• **EXERCISE DETAILS**:
The copy you produce must repeat each record exactly and contain no pictures.

[INPUT DATA — start]

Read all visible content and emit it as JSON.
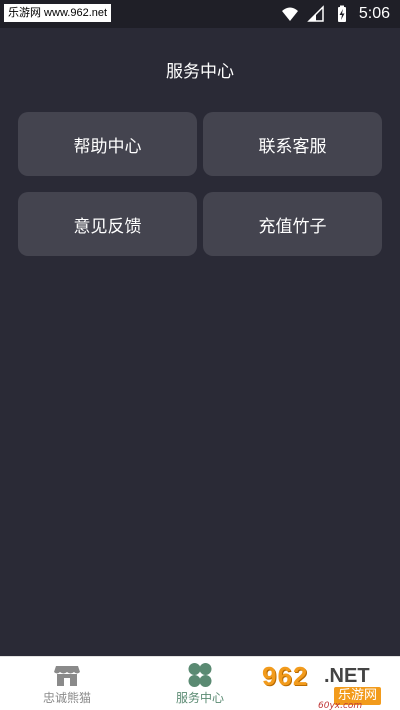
{
  "status_bar": {
    "watermark": "乐游网 www.962.net",
    "time": "5:06"
  },
  "header": {
    "title": "服务中心"
  },
  "tiles": [
    {
      "label": "帮助中心"
    },
    {
      "label": "联系客服"
    },
    {
      "label": "意见反馈"
    },
    {
      "label": "充值竹子"
    }
  ],
  "bottom_nav": {
    "items": [
      {
        "label": "忠诚熊猫",
        "icon": "store-icon",
        "active": false
      },
      {
        "label": "服务中心",
        "icon": "clover-icon",
        "active": true
      }
    ]
  },
  "watermark_br": {
    "logo_number": "962",
    "logo_suffix": ".NET",
    "logo_cn": "乐游网",
    "small_text": "60yx.com"
  },
  "colors": {
    "background": "#2a2a36",
    "tile": "#44444f",
    "active_nav": "#5a8a72",
    "inactive_nav": "#8a8a8a",
    "watermark_orange": "#f29b1c"
  }
}
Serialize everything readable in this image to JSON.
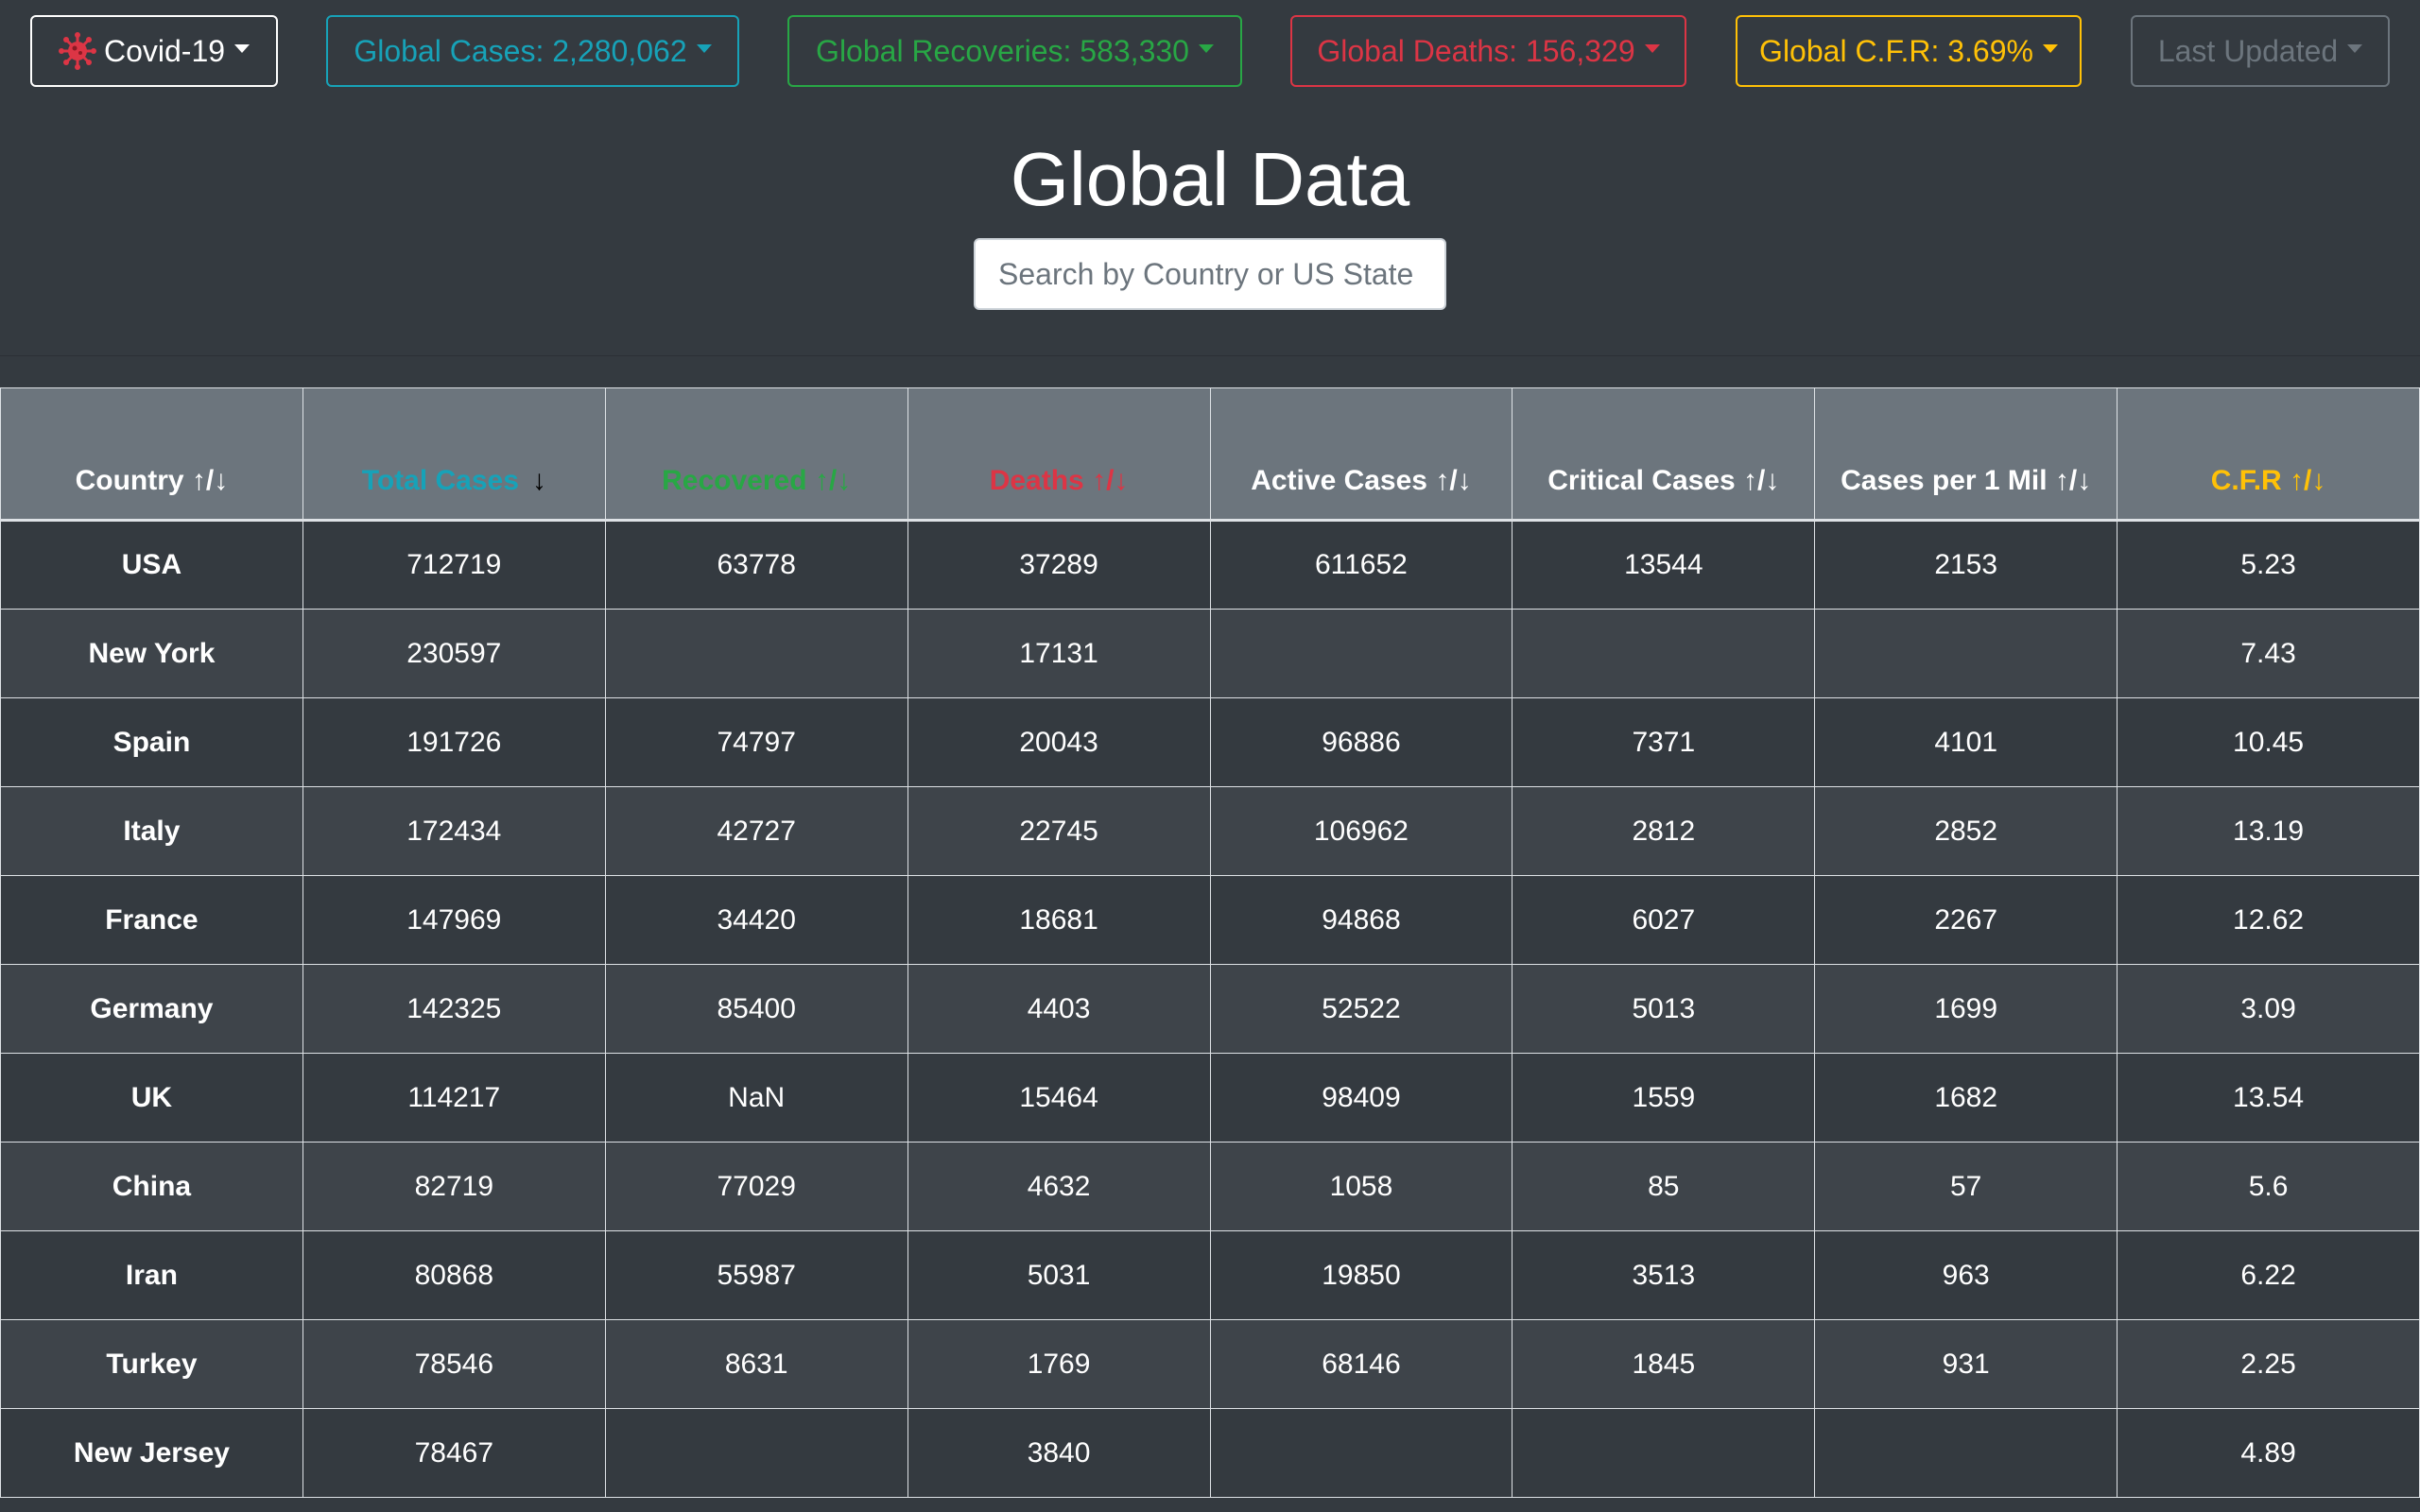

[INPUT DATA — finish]

• **EXERCISE RESPONSE**:
Read all visible content and emit it as JSON.
{
  "status_bar": {
    "watermark": "乐游网 www.962.net",
    "time": "5:06"
  },
  "header": {
    "title": "服务中心"
  },
  "tiles": [
    {
      "label": "帮助中心"
    },
    {
      "label": "联系客服"
    },
    {
      "label": "意见反馈"
    },
    {
      "label": "充值竹子"
    }
  ],
  "bottom_nav": {
    "items": [
      {
        "label": "忠诚熊猫",
        "icon": "store-icon",
        "active": false
      },
      {
        "label": "服务中心",
        "icon": "clover-icon",
        "active": true
      }
    ]
  },
  "watermark_br": {
    "logo_number": "962",
    "logo_suffix": ".NET",
    "logo_cn": "乐游网",
    "small_text": "60yx.com"
  },
  "colors": {
    "background": "#2a2a36",
    "tile": "#44444f",
    "active_nav": "#5a8a72",
    "inactive_nav": "#8a8a8a",
    "watermark_orange": "#f29b1c"
  }
}
Serialize everything readable in this image to JSON.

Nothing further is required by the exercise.